It was early spring, and I had just moved into a new house—tiny, but with a great big yard for a garden. The landlord had spent years landscaping, with fruit trees, native shrubs, and perennial grasses along the fence line—I was lucky. In the middle of the yard was a 15 ft x 15 ft plot of dirt, a blank canvas for my summer. Sure, this was a rental, but I was eager to dig in the dirt and grow organic veggies in this rural town with meager grocery stores.
It looked like the house had once been a garage, one likely built during the era of lead-based paints. So, I had no idea what was lurking in the thin, sandy soil. Aware that my crops would be pulling nutrients (and possibly toxins) from that soil, I decided to test the soil before planting. I hoped this would reveal anything to be concerned about, while guiding me on how to make the soil a more hospitable place for my garden. If you have any reason to suspect contaminants in your soil, you should get it tested.
Most of us don’t know the entire history of our homes and the land they’re built on. And, renters likely know even less. In some cases, your yard may have had uses in the past that make it unfit for growing food altogether. Or, there could have been potentially polluting industry near your home and garden in the past.
If you have any question, it’s best to test.
Even in my rural location, I was able to find a local agricultural extension office for the state university—which is in a city over 200 miles away. That’s to say that no matter where you live, help is nearby. I got the soil testing kit from this local office; the kit consisted of a simple plastic tube and some instructions. You can also contact the university or lab directly to have a kit mailed to you. In some cases, even a large ziplock will do for collecting soil—it depends on the lab.
While you may be able to find test kits online or at local garden and hardware stores, we suggest going through a local university to ensure the tests are conducted in professional labs. And the professional, scientific advice you’ll get back with your results can make all the difference in a healthy yard or garden. You can find the contact info for your nearest office here.
Early spring is a great time of year to test your soil. It’s best to do it when the ground is thawed and digging won’t disturb growing plants. But really, you can a sample just about any day of the year.
When you’re testing your soil, be sure to follow the instructions, as each lab has a different process that should be followed for the best results (here’s an example from my kit). In my case, the sample really consisted of a composite of smaller soil samples from different parts of my garden.

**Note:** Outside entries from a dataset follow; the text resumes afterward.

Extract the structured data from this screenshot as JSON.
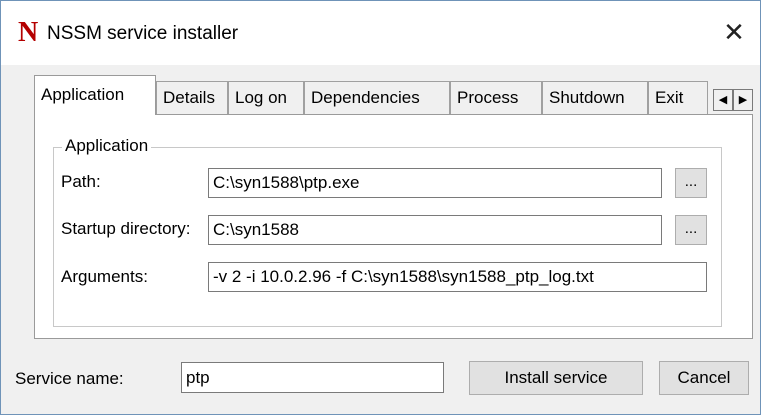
{
  "window": {
    "title": "NSSM service installer",
    "icon_letter": "N",
    "close_glyph": "✕"
  },
  "tabs": [
    {
      "label": "Application",
      "active": true
    },
    {
      "label": "Details",
      "active": false
    },
    {
      "label": "Log on",
      "active": false
    },
    {
      "label": "Dependencies",
      "active": false
    },
    {
      "label": "Process",
      "active": false
    },
    {
      "label": "Shutdown",
      "active": false
    },
    {
      "label": "Exit",
      "active": false
    }
  ],
  "tab_scroll": {
    "left_glyph": "◀",
    "right_glyph": "▶"
  },
  "application": {
    "group_label": "Application",
    "path_label": "Path:",
    "path_value": "C:\\syn1588\\ptp.exe",
    "startup_label": "Startup directory:",
    "startup_value": "C:\\syn1588",
    "arguments_label": "Arguments:",
    "arguments_value": "-v 2 -i 10.0.2.96 -f C:\\syn1588\\syn1588_ptp_log.txt",
    "browse_label": "..."
  },
  "footer": {
    "service_name_label": "Service name:",
    "service_name_value": "ptp",
    "install_label": "Install service",
    "cancel_label": "Cancel"
  },
  "colors": {
    "icon": "#b40000",
    "window_bg": "#f0f0f0",
    "button_bg": "#e1e1e1"
  }
}
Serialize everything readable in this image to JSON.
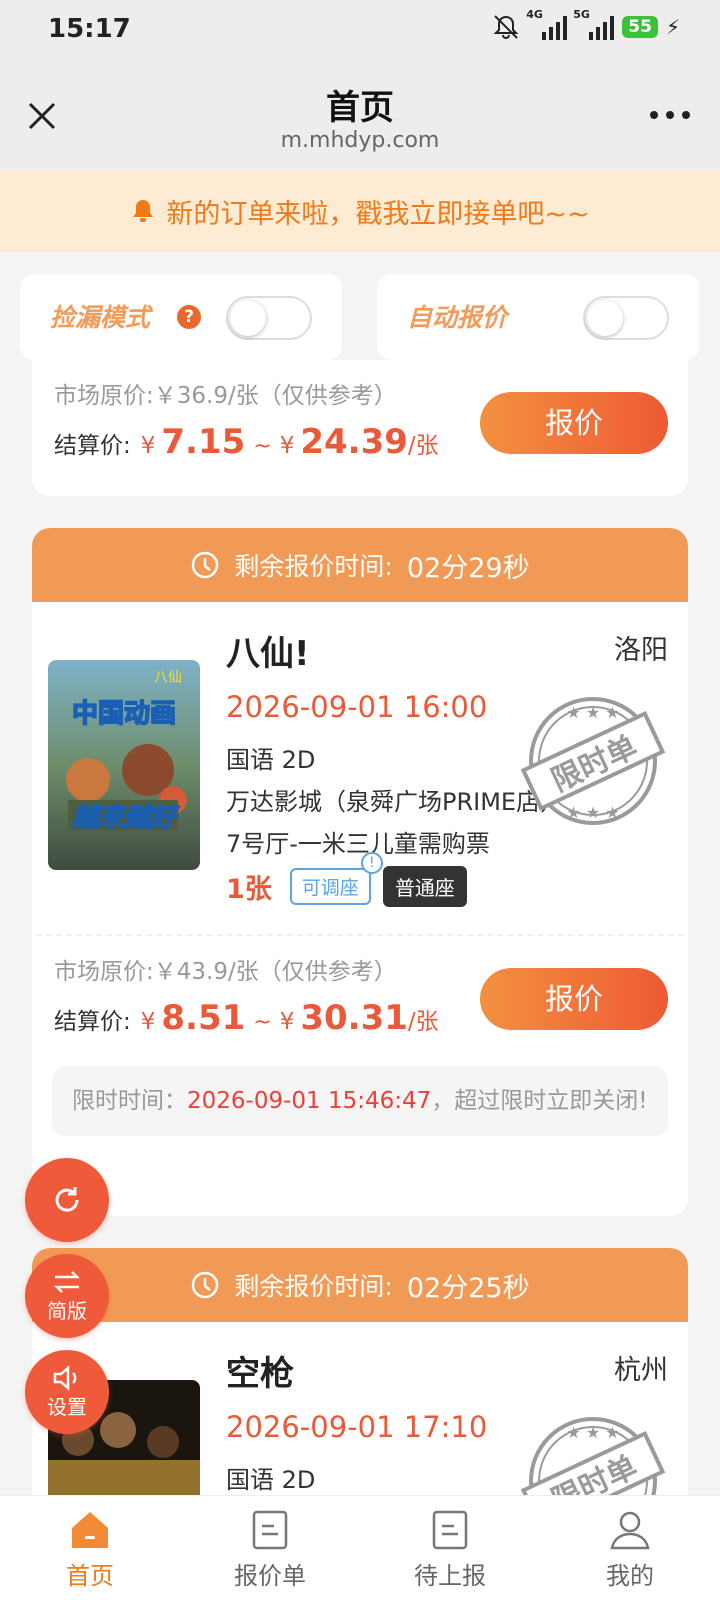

I chose several locations, dug six inches down for the sample, mixed the soils together, let them dry, and filled the tube. Many kits, including mine, include a questionnaire for the lab to better understand the past, current, and future uses of the soil.
The questionnaire is also usually where you tell the lab what to test for. I requested the routine garden test, which looks specifically at fertility (including pH, organic matter, nitrates, phosphorous, potassium, zinc, iron, copper, and many others). A routine test is often sufficient, unless you have specific concerns about your soil. Because I was planning to grow a Climate Victory Garden, I was also curious to know the soil carbon levels, with the hopes of sequestering more carbon in my garden as time went on—so, I added that test.
If you’re concerned about toxins in your garden, you should get your soil tested. Many labs offer inexpensive add-on tests for heavy metals like lead, cadmium, molybdenum, or chromium (these are especially recommended if you live near a mining site or if biosolids like sewage sludge may have been used on or near your property). Pesticides are tougher to test for and often much more expensive to measure, but some labs do offer these tests, so reach out to them if you have specific concerns. You may also contact the National Pesticide Information Center to find more detailed information and contact information for local experts.
For me, the soil collection and paperwork took me less than an hour. The two tests cost less than $50 (including shipping). A good investment in my books! Especially considering all the professional advice that came with the results. Not to mention the healthy food I’d be eating from my garden in no time.
Drop the soil and paperwork into the mail and wait for a response. Or, if you’re lucky enough to have a lab in your community, you can drop it off in person. And, incredibly, many labs will return your test results within a week. This depends on how many tests you ask for and how you receive your results—email being the fastest option.
My results listed the elements tested, the amounts found in my soil, and suggestions on how to improve.
Next it was time to amend, heal, and build my soil for a strong gardening foundation. Some of this was easily done by simply adding lacking elements, while others will take several seasons to correct. Give yourself time to incorporate the test’s recommendations; it can take time to balance these elements before your soil is ready to be planted in. Often, labs provide contact information for follow up questions.
In the meantime, if your soil proves to be safe, you can still grow food. Some plants thrive in soils with higher or lower nutrients or pH levels than others. In fact, some food crops can even help you improve your soils—for example, legumes like beans and peas can help your soil become more nitrogen rich, if that’s the element it’s lacking.
Soil testing is a great way to ensure you’re setting yourself up for success in the garden. Knowledge is power, and healthy soils have the incredible potential to feed your family, beautify your community, and fight climate change.